If an entry includes an image, drop the image and copy the rest verbatim.

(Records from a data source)
────────────────────────────────────────
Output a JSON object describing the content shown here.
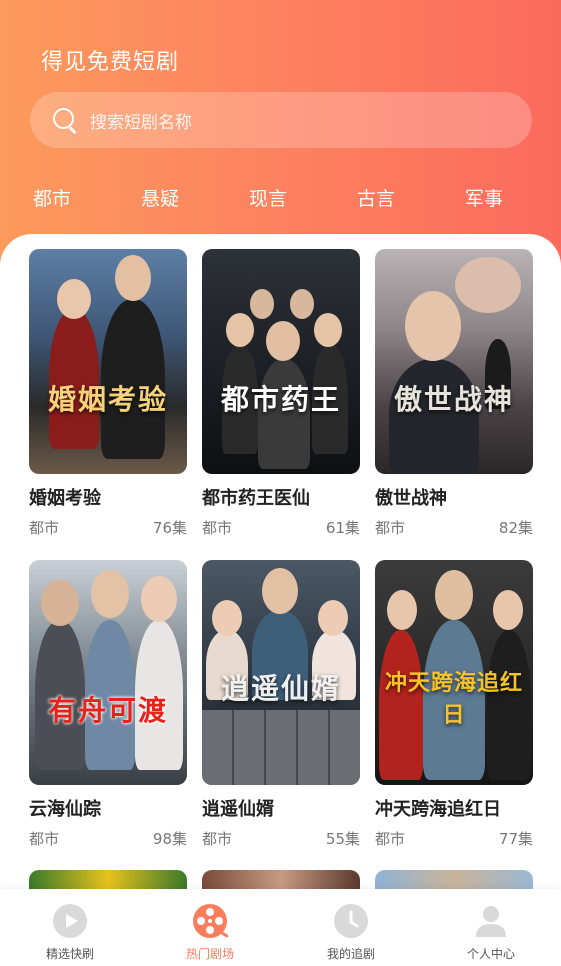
{
  "header": {
    "app_title": "得见免费短剧",
    "search_placeholder": "搜索短剧名称"
  },
  "categories": [
    "都市",
    "悬疑",
    "现言",
    "古言",
    "军事"
  ],
  "dramas": [
    {
      "name": "婚姻考验",
      "genre": "都市",
      "episodes": "76集",
      "poster_text": "婚姻考验",
      "poster_color": "#f4d27a"
    },
    {
      "name": "都市药王医仙",
      "genre": "都市",
      "episodes": "61集",
      "poster_text": "都市药王",
      "poster_color": "#ffffff"
    },
    {
      "name": "傲世战神",
      "genre": "都市",
      "episodes": "82集",
      "poster_text": "傲世战神",
      "poster_color": "#e8e2dc"
    },
    {
      "name": "云海仙踪",
      "genre": "都市",
      "episodes": "98集",
      "poster_text": "有舟可渡",
      "poster_color": "#e8221b"
    },
    {
      "name": "逍遥仙婿",
      "genre": "都市",
      "episodes": "55集",
      "poster_text": "逍遥仙婿",
      "poster_color": "#f0f0f0"
    },
    {
      "name": "冲天跨海追红日",
      "genre": "都市",
      "episodes": "77集",
      "poster_text": "冲天跨海追红日",
      "poster_color": "#f7c325"
    }
  ],
  "tabs": [
    {
      "label": "精选快刷",
      "icon": "play-icon",
      "active": false
    },
    {
      "label": "热门剧场",
      "icon": "film-reel-icon",
      "active": true
    },
    {
      "label": "我的追剧",
      "icon": "clock-icon",
      "active": false
    },
    {
      "label": "个人中心",
      "icon": "person-icon",
      "active": false
    }
  ],
  "colors": {
    "header_gradient_start": "#fd9a5c",
    "header_gradient_end": "#fc6a5d",
    "accent": "#fb7d5b"
  }
}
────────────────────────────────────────
◆ **ANSWER SPACE**:
Output a JSON object describing the content shown here.
{
  "header": {
    "app_title": "得见免费短剧",
    "search_placeholder": "搜索短剧名称"
  },
  "categories": [
    "都市",
    "悬疑",
    "现言",
    "古言",
    "军事"
  ],
  "dramas": [
    {
      "name": "婚姻考验",
      "genre": "都市",
      "episodes": "76集",
      "poster_text": "婚姻考验",
      "poster_color": "#f4d27a"
    },
    {
      "name": "都市药王医仙",
      "genre": "都市",
      "episodes": "61集",
      "poster_text": "都市药王",
      "poster_color": "#ffffff"
    },
    {
      "name": "傲世战神",
      "genre": "都市",
      "episodes": "82集",
      "poster_text": "傲世战神",
      "poster_color": "#e8e2dc"
    },
    {
      "name": "云海仙踪",
      "genre": "都市",
      "episodes": "98集",
      "poster_text": "有舟可渡",
      "poster_color": "#e8221b"
    },
    {
      "name": "逍遥仙婿",
      "genre": "都市",
      "episodes": "55集",
      "poster_text": "逍遥仙婿",
      "poster_color": "#f0f0f0"
    },
    {
      "name": "冲天跨海追红日",
      "genre": "都市",
      "episodes": "77集",
      "poster_text": "冲天跨海追红日",
      "poster_color": "#f7c325"
    }
  ],
  "tabs": [
    {
      "label": "精选快刷",
      "icon": "play-icon",
      "active": false
    },
    {
      "label": "热门剧场",
      "icon": "film-reel-icon",
      "active": true
    },
    {
      "label": "我的追剧",
      "icon": "clock-icon",
      "active": false
    },
    {
      "label": "个人中心",
      "icon": "person-icon",
      "active": false
    }
  ],
  "colors": {
    "header_gradient_start": "#fd9a5c",
    "header_gradient_end": "#fc6a5d",
    "accent": "#fb7d5b"
  }
}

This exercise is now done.